Jack's Waterfall is the musical adventure of singer/songwriter and musician, Jack Licitra.
Pop, blues, jazz, folk, gospel and global music all meet at The Waterfall, a place of healing and learning. Sometimes Jack performs solo and other times with a group, but there is always present a unique energy of inclusiveness. His great capacity for rhythmic and percussive adventures, his virtuosic piano explorations, and his heartfelt songs and storytelling come together in every captivating performance.
Jack Licitra founded Jack's Waterfall in 1998. The group has released three CD's: Live at The Paris Café (1999) features a duo performance with mandolin guru, Buddy Merriam; Calling All Angels (2000) is rich in percussion and includes an all-star cast of musicians including guitarist Matt Marshak and percussionist Richie Guerrero. Griot (2001) is a collection of more mature songs and interesting rhythms and features Bakithi Kumalo (from Paul Simon’s Graceland) on fretless bass and Morris Goldberg (from the Rosie O'Donnell Show) on saxophone and flutes.
Jack's Waterfall has appeared at The B.B. King Blues Festival, The University of Stonybrook, The New Jersey Folk Festival, and The Riverhead Blues Festival. Licitra has toured The United States as a full time member of The Kerry Kearney Band, opening for such acts as the Allman Brothers and the Dickie Betts Band. Heralded as master of the dobro, Kearney recruited Licitra in 1999 to play accordion and Hammond organ. Jack has co-written material and been featured on vocals on Kearney’s last two CDs.
Jack’s expansive career has also found him sharing the stage with the likes of Levon Helm, Jimmy Vivino, Richie Havens, Buckwheat Zydeco, James Cotton, Marcia Ball, and many others.

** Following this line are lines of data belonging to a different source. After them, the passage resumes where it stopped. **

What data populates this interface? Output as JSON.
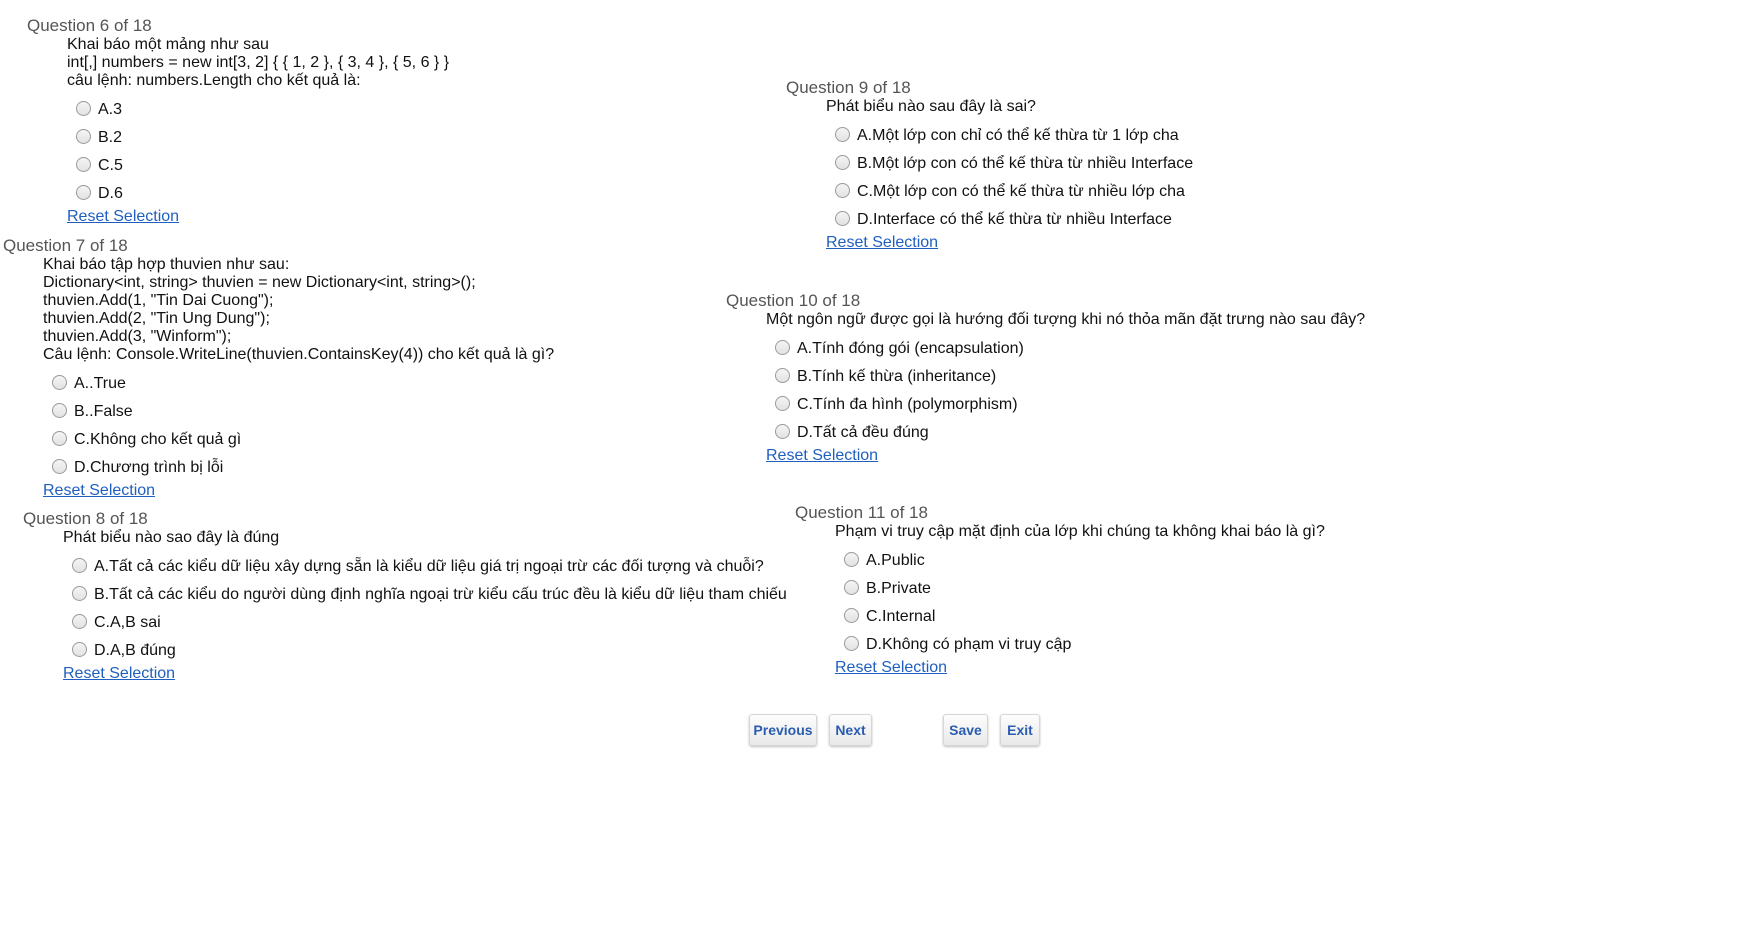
{
  "questions": [
    {
      "header": "Question 6 of 18",
      "lines": [
        "Khai báo một mảng như sau",
        "int[,] numbers = new int[3, 2] { { 1, 2 }, { 3, 4 }, { 5, 6 } }",
        "câu lệnh: numbers.Length cho kết quả là:"
      ],
      "options": [
        "A.3",
        "B.2",
        "C.5",
        "D.6"
      ],
      "reset_label": "Reset Selection"
    },
    {
      "header": "Question 7 of 18",
      "lines": [
        "Khai báo tập hợp thuvien như sau:",
        "Dictionary<int, string> thuvien = new Dictionary<int, string>();",
        "thuvien.Add(1, \"Tin Dai Cuong\");",
        "thuvien.Add(2, \"Tin Ung Dung\");",
        "thuvien.Add(3, \"Winform\");",
        "Câu lệnh: Console.WriteLine(thuvien.ContainsKey(4)) cho kết quả là gì?"
      ],
      "options": [
        "A..True",
        "B..False",
        "C.Không cho kết quả gì",
        "D.Chương trình bị lỗi"
      ],
      "reset_label": "Reset Selection"
    },
    {
      "header": "Question 8 of 18",
      "lines": [
        "Phát biểu nào sao đây là đúng"
      ],
      "options": [
        "A.Tất cả các kiểu dữ liệu xây dựng sẵn là kiểu dữ liệu giá trị ngoại trừ các đối tượng và chuỗi?",
        "B.Tất cả các kiểu do người dùng định nghĩa ngoại trừ kiểu cấu trúc đều là kiểu dữ liệu tham chiếu",
        "C.A,B sai",
        "D.A,B đúng"
      ],
      "reset_label": "Reset Selection"
    },
    {
      "header": "Question 9 of 18",
      "lines": [
        "Phát biểu nào sau đây là sai?"
      ],
      "options": [
        "A.Một lớp con chỉ có thể kế thừa từ 1 lớp cha",
        "B.Một lớp con có thể kế thừa từ nhiều Interface",
        "C.Một lớp con có thể kế thừa từ nhiều lớp cha",
        "D.Interface có thể kế thừa từ nhiều Interface"
      ],
      "reset_label": "Reset Selection"
    },
    {
      "header": "Question 10 of 18",
      "lines": [
        "Một ngôn ngữ được gọi là hướng đối tượng khi nó thỏa mãn đặt trưng nào sau đây?"
      ],
      "options": [
        "A.Tính đóng gói (encapsulation)",
        "B.Tính kế thừa (inheritance)",
        "C.Tính đa hình (polymorphism)",
        "D.Tất cả đều đúng"
      ],
      "reset_label": "Reset Selection"
    },
    {
      "header": "Question 11 of 18",
      "lines": [
        "Phạm vi truy cập mặt định của lớp khi chúng ta không khai báo là gì?"
      ],
      "options": [
        "A.Public",
        "B.Private",
        "C.Internal",
        "D.Không có phạm vi truy cập"
      ],
      "reset_label": "Reset Selection"
    }
  ],
  "buttons": {
    "previous": "Previous",
    "next": "Next",
    "save": "Save",
    "exit": "Exit"
  },
  "colors": {
    "link": "#1f5fbf",
    "button_text": "#2a5db0",
    "header_text": "#555555"
  }
}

Writing songs to help his family through tough times – Jack was fourteen when his father died - Jack soon discovered the healing powers of music. He notes, "Music or any of the arts are universal - shared experiences or communications that bring people closer together. It gets them in touch with things they were feeling but never actually tried to express."